### Recorded information

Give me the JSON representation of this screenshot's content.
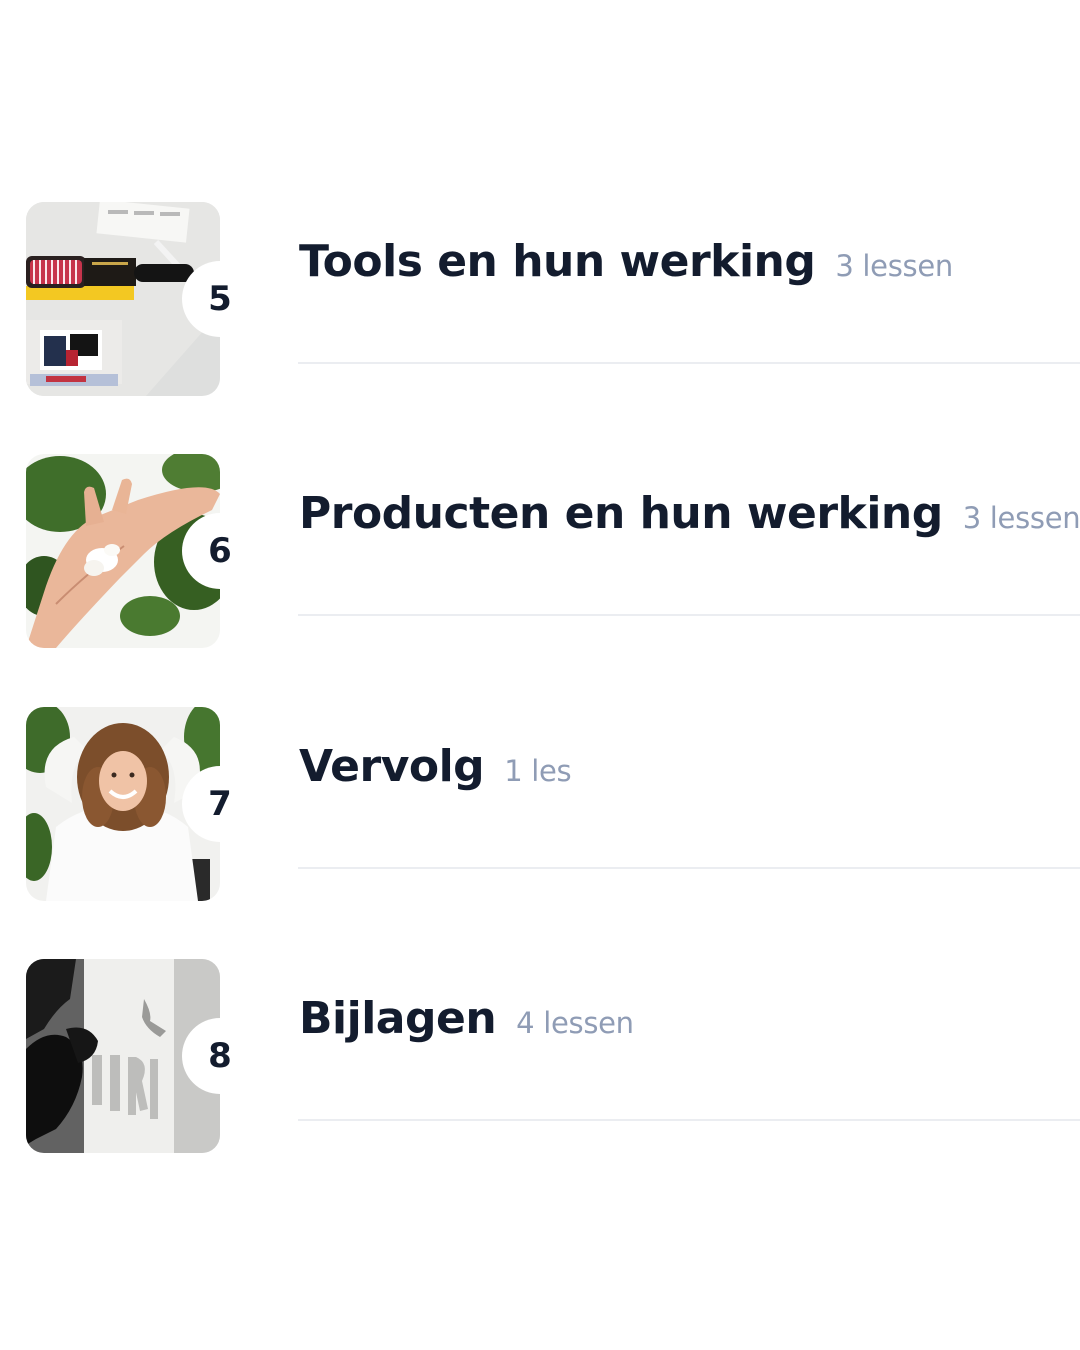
{
  "modules": [
    {
      "number": "5",
      "title": "Tools en hun werking",
      "lessons": "3 lessen",
      "image": "hairbrush-photo"
    },
    {
      "number": "6",
      "title": "Producten en hun werking",
      "lessons": "3 lessen",
      "image": "hand-with-cream-photo"
    },
    {
      "number": "7",
      "title": "Vervolg",
      "lessons": "1 les",
      "image": "smiling-woman-photo"
    },
    {
      "number": "8",
      "title": "Bijlagen",
      "lessons": "4 lessen",
      "image": "shadow-on-wall-photo"
    }
  ],
  "colors": {
    "title": "#131c2e",
    "lessonCount": "#8f9cb5",
    "divider": "#ebedf1",
    "badge": "#ffffff"
  }
}
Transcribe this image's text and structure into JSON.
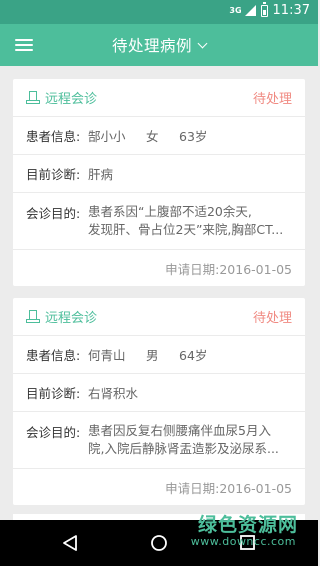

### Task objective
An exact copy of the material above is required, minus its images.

### Expected output
Give me the JSON representation of this screenshot's content.
{
  "modules": [
    {
      "number": "5",
      "title": "Tools en hun werking",
      "lessons": "3 lessen",
      "image": "hairbrush-photo"
    },
    {
      "number": "6",
      "title": "Producten en hun werking",
      "lessons": "3 lessen",
      "image": "hand-with-cream-photo"
    },
    {
      "number": "7",
      "title": "Vervolg",
      "lessons": "1 les",
      "image": "smiling-woman-photo"
    },
    {
      "number": "8",
      "title": "Bijlagen",
      "lessons": "4 lessen",
      "image": "shadow-on-wall-photo"
    }
  ],
  "colors": {
    "title": "#131c2e",
    "lessonCount": "#8f9cb5",
    "divider": "#ebedf1",
    "badge": "#ffffff"
  }
}
Transcribe this image's text and structure into JSON.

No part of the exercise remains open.